An Ex-CIA Officer Weighs in on the JFK Files
Former CIA officer and author Robert Baer, who led the investigation in History’s “JFK Declassified: Tracking Oswald” program, believes the biggest revelation to come out of the newest file release is that the White House and intelligence agencies are continuing to conceal all that was known about Lee Harvey Oswald before the assassination, and how much information was withheld from the official investigation into the events of November 22, 1963.
“They’ve had 25 years to redact and protect sources and methods,” Baer says. “What they’re covering up…is the actual cover-up on Oswald, and there was one. I have seen no evidence that there’s any sort of government conspiracy, but the cover-up—withholding from the Warren Commission, destroying documentation—it’s just there. It’s undisputed.”
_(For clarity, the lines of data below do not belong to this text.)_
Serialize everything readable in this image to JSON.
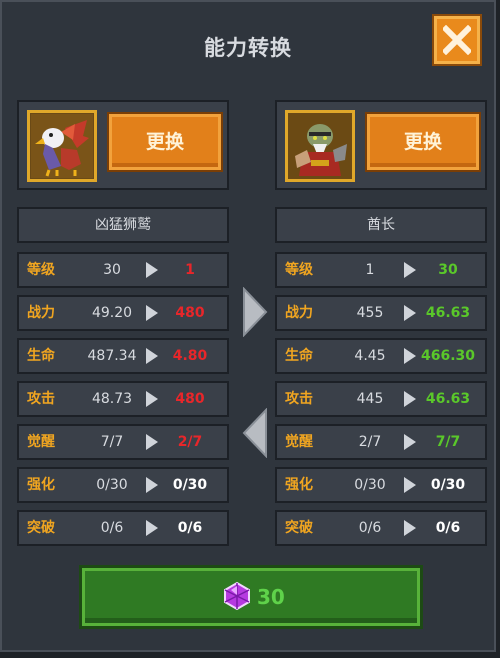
{
  "title": "能力转换",
  "swap_label": "更换",
  "left": {
    "name": "凶猛狮鹫",
    "portrait": "griffin-portrait-icon",
    "stats": [
      {
        "label": "等级",
        "current": "30",
        "new": "1",
        "color": "red"
      },
      {
        "label": "战力",
        "current": "49.20",
        "new": "480",
        "color": "red"
      },
      {
        "label": "生命",
        "current": "487.34",
        "new": "4.80",
        "color": "red"
      },
      {
        "label": "攻击",
        "current": "48.73",
        "new": "480",
        "color": "red"
      },
      {
        "label": "觉醒",
        "current": "7/7",
        "new": "2/7",
        "color": "red"
      },
      {
        "label": "强化",
        "current": "0/30",
        "new": "0/30",
        "color": "white"
      },
      {
        "label": "突破",
        "current": "0/6",
        "new": "0/6",
        "color": "white"
      }
    ]
  },
  "right": {
    "name": "酋长",
    "portrait": "chieftain-portrait-icon",
    "stats": [
      {
        "label": "等级",
        "current": "1",
        "new": "30",
        "color": "green"
      },
      {
        "label": "战力",
        "current": "455",
        "new": "46.63",
        "color": "green"
      },
      {
        "label": "生命",
        "current": "4.45",
        "new": "466.30",
        "color": "green"
      },
      {
        "label": "攻击",
        "current": "445",
        "new": "46.63",
        "color": "green"
      },
      {
        "label": "觉醒",
        "current": "2/7",
        "new": "7/7",
        "color": "green"
      },
      {
        "label": "强化",
        "current": "0/30",
        "new": "0/30",
        "color": "white"
      },
      {
        "label": "突破",
        "current": "0/6",
        "new": "0/6",
        "color": "white"
      }
    ]
  },
  "cost": {
    "value": "30",
    "icon": "purple-gem-icon"
  },
  "colors": {
    "accent": "#e2801a",
    "label": "#f0a520",
    "red": "#e8262a",
    "green": "#5ac82a",
    "panel": "#3a4049"
  }
}
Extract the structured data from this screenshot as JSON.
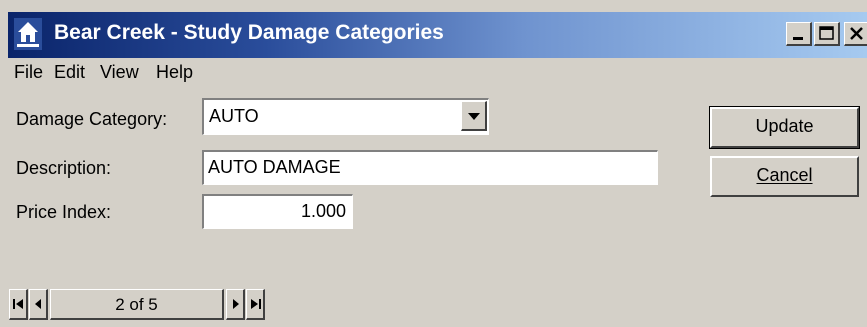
{
  "window": {
    "title": "Bear Creek - Study Damage Categories",
    "icon": "house-app-icon"
  },
  "menu": {
    "file_label": "File",
    "edit_label": "Edit",
    "view_label": "View",
    "help_label": "Help"
  },
  "form": {
    "damage_category_label": "Damage Category:",
    "damage_category_value": "AUTO",
    "description_label": "Description:",
    "description_value": "AUTO DAMAGE",
    "price_index_label": "Price Index:",
    "price_index_value": "1.000"
  },
  "buttons": {
    "update_label": "Update",
    "cancel_label": "Cancel"
  },
  "navigator": {
    "record_text": "2 of 5"
  },
  "colors": {
    "face": "#d4d0c8",
    "title_start": "#0a246a",
    "title_end": "#a6caf0"
  }
}
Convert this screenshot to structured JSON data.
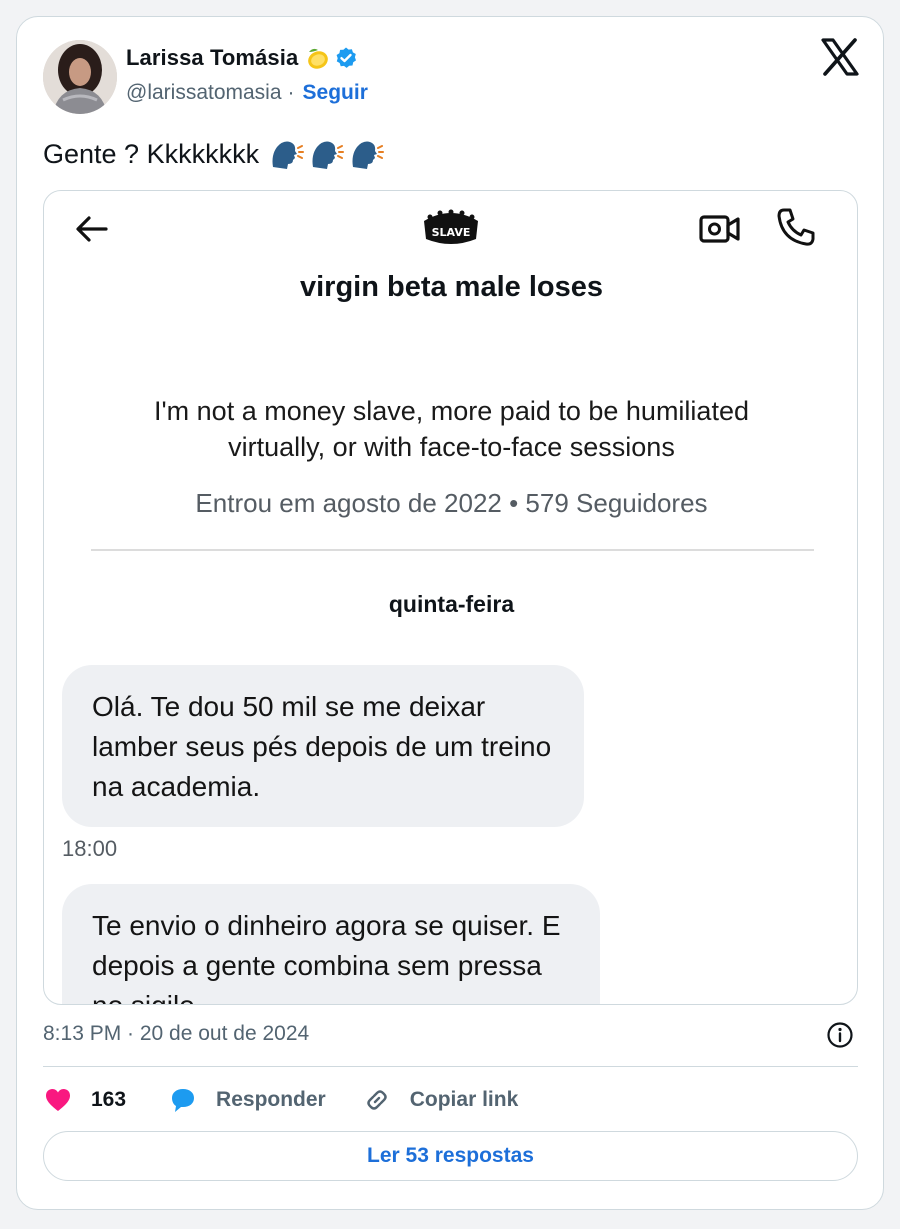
{
  "author": {
    "name": "Larissa Tomásia",
    "name_emoji": "lemon-emoji",
    "verified_icon": "verified-badge-icon",
    "handle": "@larissatomasia",
    "separator": "·",
    "follow_label": "Seguir"
  },
  "tweet": {
    "text": "Gente ? Kkkkkkkk",
    "emoji": "speaking-head-emoji"
  },
  "media": {
    "title": "virgin beta male loses",
    "bio_line1": "I'm not a money slave, more paid to be humiliated",
    "bio_line2": "virtually, or with face-to-face sessions",
    "meta": "Entrou em agosto de 2022 • 579 Seguidores",
    "day_label": "quinta-feira",
    "message1": "Olá.  Te dou 50 mil se me deixar lamber seus pés depois de um treino na academia.",
    "message1_time": "18:00",
    "message2": "Te envio o dinheiro agora se quiser. E depois a gente combina sem pressa no sigilo",
    "logo_text": "SLAVE"
  },
  "footer": {
    "timestamp": "8:13 PM · 20 de out de 2024",
    "likes": "163",
    "reply_label": "Responder",
    "copy_label": "Copiar link",
    "replies_button": "Ler 53 respostas"
  },
  "colors": {
    "accent": "#1d6fd9",
    "like": "#f91880",
    "reply_icon": "#1d9bf0",
    "bubble": "#eef0f3"
  }
}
Baer hasn’t had a chance to review all the newly released documents, but he believes many of the most important documents, and eyewitnesses, related to Oswald’s plot to kill Kennedy will never be made public. These include information about Oswald’s known connections with Cuban exiles in Dallas, who
may have known of his assassination plans and sent word back to Havana, as well as interviews with a key eyewitness at the Cuban consulate, where Oswald reportedly bragged openly about his plans to kill the U.S. president.
If the full trove of government records related to JFK’s assassination were ever to be made public, Baer has an idea of what they would show. “I think what happened, without seeing all the documents, is that the assassination could have been stopped,” Baer says. “The Secret Service should have been informed,
Oswald should have been confronted before Kennedy’s visit…It could have been stopped.” He believes “once the government understood this [was preventable], they closed down the investigation.”
“It’s not what the conspiracy theorists think—the guy with the black umbrella, the shooter on the grassy knoll,” Baer says. “The crime is the cover-up.”